Work required: Each entry below must be repeated exactly. Leave the pictures out of it.

******

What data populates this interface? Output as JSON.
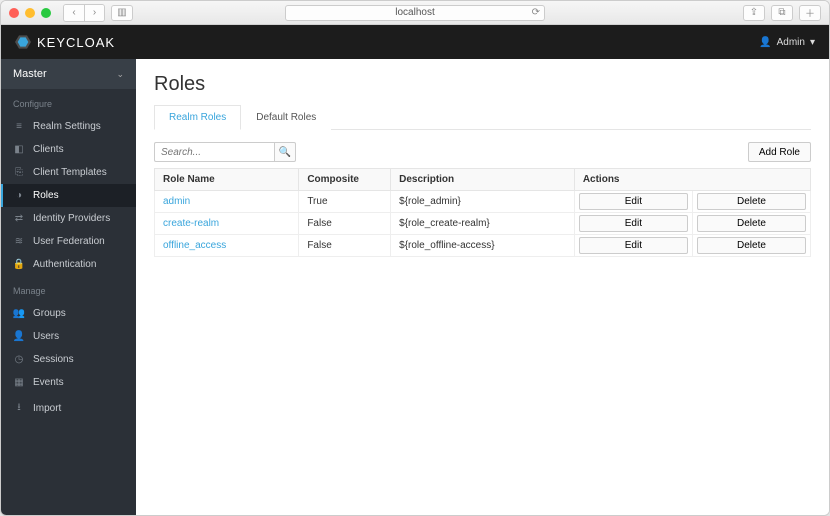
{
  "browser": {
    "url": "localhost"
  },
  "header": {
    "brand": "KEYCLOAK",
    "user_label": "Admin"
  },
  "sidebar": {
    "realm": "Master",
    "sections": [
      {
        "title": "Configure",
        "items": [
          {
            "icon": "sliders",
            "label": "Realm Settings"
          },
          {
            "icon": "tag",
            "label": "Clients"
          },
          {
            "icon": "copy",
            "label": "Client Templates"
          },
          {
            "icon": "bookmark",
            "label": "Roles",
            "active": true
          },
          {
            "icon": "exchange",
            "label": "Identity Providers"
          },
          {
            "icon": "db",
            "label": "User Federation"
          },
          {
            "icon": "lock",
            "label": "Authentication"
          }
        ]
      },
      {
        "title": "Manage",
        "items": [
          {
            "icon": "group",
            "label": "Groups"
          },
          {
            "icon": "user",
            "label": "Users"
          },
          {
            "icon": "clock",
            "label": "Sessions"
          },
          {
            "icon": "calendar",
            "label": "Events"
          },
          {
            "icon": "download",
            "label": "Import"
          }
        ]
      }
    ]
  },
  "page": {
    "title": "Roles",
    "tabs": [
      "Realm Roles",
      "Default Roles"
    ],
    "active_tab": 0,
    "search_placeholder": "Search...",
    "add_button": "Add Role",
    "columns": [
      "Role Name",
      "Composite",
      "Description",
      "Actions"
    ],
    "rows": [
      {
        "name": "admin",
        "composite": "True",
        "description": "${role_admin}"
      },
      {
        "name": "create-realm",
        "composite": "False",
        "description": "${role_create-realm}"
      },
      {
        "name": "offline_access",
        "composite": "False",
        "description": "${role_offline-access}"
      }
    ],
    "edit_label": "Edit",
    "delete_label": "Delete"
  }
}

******

Reply:
What data populates this interface? Output as JSON.
{
  "browser": {
    "url": "localhost"
  },
  "header": {
    "brand": "KEYCLOAK",
    "user_label": "Admin"
  },
  "sidebar": {
    "realm": "Master",
    "sections": [
      {
        "title": "Configure",
        "items": [
          {
            "icon": "sliders",
            "label": "Realm Settings"
          },
          {
            "icon": "tag",
            "label": "Clients"
          },
          {
            "icon": "copy",
            "label": "Client Templates"
          },
          {
            "icon": "bookmark",
            "label": "Roles",
            "active": true
          },
          {
            "icon": "exchange",
            "label": "Identity Providers"
          },
          {
            "icon": "db",
            "label": "User Federation"
          },
          {
            "icon": "lock",
            "label": "Authentication"
          }
        ]
      },
      {
        "title": "Manage",
        "items": [
          {
            "icon": "group",
            "label": "Groups"
          },
          {
            "icon": "user",
            "label": "Users"
          },
          {
            "icon": "clock",
            "label": "Sessions"
          },
          {
            "icon": "calendar",
            "label": "Events"
          },
          {
            "icon": "download",
            "label": "Import"
          }
        ]
      }
    ]
  },
  "page": {
    "title": "Roles",
    "tabs": [
      "Realm Roles",
      "Default Roles"
    ],
    "active_tab": 0,
    "search_placeholder": "Search...",
    "add_button": "Add Role",
    "columns": [
      "Role Name",
      "Composite",
      "Description",
      "Actions"
    ],
    "rows": [
      {
        "name": "admin",
        "composite": "True",
        "description": "${role_admin}"
      },
      {
        "name": "create-realm",
        "composite": "False",
        "description": "${role_create-realm}"
      },
      {
        "name": "offline_access",
        "composite": "False",
        "description": "${role_offline-access}"
      }
    ],
    "edit_label": "Edit",
    "delete_label": "Delete"
  }
}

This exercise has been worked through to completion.